+++ RECORDS SHOWN

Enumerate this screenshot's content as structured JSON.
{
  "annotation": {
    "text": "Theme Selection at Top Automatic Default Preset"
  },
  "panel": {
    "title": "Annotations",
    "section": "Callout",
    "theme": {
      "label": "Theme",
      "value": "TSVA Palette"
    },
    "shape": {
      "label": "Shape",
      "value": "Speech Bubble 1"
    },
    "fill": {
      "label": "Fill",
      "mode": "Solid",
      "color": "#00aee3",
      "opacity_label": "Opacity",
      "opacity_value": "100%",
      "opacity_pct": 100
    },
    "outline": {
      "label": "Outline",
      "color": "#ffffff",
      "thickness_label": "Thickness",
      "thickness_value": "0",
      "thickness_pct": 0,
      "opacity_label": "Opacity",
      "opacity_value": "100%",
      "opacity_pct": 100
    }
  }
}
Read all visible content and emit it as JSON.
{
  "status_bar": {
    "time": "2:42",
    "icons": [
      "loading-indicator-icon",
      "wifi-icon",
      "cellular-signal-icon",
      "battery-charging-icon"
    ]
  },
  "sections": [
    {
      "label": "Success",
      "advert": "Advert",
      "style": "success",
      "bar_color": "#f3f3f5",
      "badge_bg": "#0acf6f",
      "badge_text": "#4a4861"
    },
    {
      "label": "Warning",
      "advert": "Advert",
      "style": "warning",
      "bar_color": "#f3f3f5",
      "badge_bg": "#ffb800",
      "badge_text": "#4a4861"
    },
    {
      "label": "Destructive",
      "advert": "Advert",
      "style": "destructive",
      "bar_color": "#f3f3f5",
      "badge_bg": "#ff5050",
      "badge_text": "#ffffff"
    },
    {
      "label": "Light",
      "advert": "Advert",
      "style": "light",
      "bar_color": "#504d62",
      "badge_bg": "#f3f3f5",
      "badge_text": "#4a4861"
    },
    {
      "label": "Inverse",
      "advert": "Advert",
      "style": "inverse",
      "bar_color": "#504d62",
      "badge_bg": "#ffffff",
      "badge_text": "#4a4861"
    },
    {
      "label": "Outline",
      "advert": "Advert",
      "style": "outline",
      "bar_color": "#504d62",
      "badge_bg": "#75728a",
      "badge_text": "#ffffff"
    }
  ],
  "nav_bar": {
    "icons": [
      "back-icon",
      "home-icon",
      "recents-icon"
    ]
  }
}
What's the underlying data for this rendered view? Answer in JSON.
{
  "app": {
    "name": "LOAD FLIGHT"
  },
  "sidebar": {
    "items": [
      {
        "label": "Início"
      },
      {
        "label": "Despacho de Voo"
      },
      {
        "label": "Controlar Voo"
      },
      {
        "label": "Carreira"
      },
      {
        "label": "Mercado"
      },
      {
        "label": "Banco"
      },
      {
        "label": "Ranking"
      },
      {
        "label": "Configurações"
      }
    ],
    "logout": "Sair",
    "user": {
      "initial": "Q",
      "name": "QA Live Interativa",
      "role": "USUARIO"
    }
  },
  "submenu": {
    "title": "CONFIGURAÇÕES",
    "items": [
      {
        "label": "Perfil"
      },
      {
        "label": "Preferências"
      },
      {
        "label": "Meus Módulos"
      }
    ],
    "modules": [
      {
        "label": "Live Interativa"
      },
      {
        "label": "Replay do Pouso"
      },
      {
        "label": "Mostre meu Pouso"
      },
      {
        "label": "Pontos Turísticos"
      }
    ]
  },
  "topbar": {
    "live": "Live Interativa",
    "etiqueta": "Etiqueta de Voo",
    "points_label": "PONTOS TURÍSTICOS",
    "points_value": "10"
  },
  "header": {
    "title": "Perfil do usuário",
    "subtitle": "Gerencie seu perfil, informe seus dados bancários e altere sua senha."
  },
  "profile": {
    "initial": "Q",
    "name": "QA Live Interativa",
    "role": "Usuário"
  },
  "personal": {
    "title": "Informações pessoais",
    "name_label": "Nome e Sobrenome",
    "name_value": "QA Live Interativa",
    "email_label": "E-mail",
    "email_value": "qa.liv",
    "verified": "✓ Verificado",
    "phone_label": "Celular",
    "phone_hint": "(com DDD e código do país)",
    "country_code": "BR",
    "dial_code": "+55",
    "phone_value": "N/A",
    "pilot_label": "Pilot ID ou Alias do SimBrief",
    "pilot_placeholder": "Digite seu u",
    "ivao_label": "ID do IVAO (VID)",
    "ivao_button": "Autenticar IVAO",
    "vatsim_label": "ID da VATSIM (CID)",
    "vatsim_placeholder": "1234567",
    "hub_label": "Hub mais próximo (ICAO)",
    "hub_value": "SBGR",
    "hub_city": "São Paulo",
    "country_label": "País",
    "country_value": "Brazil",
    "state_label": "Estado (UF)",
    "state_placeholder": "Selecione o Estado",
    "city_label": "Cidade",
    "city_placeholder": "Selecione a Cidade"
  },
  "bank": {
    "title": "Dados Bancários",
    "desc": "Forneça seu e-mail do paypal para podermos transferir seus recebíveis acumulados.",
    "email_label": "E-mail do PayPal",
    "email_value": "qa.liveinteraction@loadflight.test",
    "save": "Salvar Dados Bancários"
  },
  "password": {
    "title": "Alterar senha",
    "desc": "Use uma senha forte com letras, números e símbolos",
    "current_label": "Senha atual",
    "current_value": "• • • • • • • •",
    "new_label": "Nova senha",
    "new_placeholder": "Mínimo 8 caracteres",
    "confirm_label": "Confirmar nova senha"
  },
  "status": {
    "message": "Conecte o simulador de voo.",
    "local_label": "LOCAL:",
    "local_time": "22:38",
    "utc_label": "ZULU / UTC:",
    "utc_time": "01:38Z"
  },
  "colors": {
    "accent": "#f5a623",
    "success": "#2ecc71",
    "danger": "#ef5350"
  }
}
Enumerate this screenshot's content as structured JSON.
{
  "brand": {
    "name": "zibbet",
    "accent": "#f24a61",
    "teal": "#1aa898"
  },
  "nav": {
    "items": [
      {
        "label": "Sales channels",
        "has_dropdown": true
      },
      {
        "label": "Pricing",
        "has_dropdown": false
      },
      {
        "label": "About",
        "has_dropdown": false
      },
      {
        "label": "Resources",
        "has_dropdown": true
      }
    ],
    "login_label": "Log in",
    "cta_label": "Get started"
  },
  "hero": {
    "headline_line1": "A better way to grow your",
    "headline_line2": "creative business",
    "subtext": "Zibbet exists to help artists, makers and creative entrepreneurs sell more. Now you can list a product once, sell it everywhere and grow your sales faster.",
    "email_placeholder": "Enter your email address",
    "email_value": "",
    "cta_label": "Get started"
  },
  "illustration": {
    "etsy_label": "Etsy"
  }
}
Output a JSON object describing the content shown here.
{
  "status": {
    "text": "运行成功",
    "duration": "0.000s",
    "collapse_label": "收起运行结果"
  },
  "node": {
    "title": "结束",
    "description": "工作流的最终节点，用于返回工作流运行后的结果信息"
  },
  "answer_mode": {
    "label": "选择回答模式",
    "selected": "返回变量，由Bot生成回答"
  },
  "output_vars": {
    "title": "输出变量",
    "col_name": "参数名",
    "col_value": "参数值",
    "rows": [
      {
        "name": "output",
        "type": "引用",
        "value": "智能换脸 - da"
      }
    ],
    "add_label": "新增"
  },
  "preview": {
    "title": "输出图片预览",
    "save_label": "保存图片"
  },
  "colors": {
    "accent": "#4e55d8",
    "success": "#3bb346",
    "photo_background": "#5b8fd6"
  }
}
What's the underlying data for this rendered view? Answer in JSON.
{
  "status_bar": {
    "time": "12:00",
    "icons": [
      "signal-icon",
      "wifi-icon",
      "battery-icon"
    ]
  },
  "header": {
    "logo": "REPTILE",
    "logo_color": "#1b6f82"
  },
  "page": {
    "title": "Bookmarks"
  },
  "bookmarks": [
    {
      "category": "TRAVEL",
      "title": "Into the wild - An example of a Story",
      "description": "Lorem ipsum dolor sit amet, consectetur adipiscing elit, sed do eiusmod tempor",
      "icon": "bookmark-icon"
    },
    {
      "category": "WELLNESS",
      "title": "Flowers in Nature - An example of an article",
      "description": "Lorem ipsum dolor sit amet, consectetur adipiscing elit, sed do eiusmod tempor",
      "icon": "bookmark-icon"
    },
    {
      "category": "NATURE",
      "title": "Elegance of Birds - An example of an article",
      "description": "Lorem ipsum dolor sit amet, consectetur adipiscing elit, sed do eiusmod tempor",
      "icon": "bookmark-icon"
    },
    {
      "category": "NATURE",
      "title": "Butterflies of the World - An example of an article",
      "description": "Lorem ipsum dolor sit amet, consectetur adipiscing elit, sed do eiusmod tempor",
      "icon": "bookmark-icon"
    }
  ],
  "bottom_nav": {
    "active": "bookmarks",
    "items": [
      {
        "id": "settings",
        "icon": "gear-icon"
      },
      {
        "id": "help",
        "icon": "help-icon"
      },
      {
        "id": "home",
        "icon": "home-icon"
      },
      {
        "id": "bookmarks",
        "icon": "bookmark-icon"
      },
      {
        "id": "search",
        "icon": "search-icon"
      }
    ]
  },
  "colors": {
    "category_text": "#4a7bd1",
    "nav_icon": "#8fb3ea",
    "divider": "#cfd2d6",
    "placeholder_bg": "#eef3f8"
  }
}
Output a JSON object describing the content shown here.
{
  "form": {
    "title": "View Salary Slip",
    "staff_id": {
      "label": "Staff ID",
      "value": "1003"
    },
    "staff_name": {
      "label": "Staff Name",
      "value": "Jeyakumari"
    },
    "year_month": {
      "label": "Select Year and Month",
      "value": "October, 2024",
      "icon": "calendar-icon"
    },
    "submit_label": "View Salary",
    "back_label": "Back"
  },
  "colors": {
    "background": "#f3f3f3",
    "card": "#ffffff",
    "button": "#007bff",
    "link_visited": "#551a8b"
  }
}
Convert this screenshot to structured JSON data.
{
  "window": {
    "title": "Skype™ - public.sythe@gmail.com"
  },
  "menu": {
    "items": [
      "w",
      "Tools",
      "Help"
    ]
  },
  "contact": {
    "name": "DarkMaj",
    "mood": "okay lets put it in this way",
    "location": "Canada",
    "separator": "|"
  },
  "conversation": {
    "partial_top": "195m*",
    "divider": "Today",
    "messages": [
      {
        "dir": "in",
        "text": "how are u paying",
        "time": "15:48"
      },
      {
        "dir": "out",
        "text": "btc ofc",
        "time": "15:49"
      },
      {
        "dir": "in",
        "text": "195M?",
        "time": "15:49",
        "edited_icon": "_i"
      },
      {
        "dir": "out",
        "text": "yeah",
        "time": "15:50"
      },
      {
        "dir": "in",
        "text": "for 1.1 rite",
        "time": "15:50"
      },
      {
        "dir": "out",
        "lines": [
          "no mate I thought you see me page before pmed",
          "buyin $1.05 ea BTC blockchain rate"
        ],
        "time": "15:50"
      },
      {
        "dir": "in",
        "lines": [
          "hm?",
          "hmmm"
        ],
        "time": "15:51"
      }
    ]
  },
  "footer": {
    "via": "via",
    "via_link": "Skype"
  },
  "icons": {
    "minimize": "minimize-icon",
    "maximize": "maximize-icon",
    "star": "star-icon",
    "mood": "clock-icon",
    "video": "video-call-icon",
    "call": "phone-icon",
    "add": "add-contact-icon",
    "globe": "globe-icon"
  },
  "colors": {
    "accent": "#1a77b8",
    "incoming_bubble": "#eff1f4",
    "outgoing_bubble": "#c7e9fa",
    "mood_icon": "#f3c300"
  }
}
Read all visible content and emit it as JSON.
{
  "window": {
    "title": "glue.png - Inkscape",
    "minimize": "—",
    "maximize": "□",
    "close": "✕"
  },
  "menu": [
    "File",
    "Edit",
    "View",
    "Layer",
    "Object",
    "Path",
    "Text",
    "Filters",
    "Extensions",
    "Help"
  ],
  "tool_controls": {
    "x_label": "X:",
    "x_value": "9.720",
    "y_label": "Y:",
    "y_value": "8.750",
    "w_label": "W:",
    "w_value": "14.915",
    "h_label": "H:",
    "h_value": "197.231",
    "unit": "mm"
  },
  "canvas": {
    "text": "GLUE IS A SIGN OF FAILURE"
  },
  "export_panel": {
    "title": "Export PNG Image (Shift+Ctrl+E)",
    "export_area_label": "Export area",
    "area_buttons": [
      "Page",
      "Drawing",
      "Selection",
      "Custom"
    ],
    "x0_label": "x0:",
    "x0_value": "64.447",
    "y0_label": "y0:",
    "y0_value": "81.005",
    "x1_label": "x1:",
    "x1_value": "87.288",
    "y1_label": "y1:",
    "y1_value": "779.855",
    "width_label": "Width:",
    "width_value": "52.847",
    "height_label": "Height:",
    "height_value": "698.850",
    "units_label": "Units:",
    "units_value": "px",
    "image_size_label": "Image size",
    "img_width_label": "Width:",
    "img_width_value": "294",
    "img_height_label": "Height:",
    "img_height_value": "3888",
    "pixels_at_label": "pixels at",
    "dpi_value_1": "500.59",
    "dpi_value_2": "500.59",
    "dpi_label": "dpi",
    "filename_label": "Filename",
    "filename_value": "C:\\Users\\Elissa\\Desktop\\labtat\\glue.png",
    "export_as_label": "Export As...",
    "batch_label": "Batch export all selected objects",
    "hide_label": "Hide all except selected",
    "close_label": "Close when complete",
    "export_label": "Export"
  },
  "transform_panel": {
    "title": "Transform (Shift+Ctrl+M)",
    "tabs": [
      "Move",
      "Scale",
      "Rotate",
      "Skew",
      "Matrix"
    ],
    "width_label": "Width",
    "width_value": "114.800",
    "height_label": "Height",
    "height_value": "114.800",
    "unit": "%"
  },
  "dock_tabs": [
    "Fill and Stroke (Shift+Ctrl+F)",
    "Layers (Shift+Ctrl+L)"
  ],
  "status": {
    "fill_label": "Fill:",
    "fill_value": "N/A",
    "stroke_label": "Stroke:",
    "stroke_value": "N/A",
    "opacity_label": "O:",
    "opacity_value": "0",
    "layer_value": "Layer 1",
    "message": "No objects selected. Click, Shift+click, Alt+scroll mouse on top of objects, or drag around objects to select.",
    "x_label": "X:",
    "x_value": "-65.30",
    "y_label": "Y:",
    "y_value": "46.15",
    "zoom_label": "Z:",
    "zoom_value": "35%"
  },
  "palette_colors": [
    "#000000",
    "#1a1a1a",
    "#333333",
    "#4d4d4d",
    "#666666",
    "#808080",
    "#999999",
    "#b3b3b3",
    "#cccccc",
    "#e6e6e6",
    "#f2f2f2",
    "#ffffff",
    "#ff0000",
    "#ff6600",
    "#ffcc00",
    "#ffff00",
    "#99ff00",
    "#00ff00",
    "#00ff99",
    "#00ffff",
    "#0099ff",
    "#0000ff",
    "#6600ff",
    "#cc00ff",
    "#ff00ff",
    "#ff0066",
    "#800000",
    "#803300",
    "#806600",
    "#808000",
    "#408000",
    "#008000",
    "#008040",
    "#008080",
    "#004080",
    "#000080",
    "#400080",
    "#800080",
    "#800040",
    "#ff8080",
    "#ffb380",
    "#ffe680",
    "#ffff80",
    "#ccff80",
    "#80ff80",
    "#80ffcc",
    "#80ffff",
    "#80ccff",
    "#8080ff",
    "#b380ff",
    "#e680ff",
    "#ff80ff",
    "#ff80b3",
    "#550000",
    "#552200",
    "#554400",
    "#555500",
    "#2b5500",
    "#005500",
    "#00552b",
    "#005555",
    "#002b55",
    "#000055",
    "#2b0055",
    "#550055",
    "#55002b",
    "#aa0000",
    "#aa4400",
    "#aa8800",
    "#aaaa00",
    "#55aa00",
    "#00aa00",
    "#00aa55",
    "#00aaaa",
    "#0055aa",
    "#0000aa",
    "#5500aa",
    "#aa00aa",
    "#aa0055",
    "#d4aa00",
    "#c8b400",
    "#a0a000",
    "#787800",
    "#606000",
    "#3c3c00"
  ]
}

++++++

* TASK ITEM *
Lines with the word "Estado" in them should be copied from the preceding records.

* RESPONSE BELOW *
    "state_label": "Estado (UF)",
    "state_placeholder": "Selecione o Estado",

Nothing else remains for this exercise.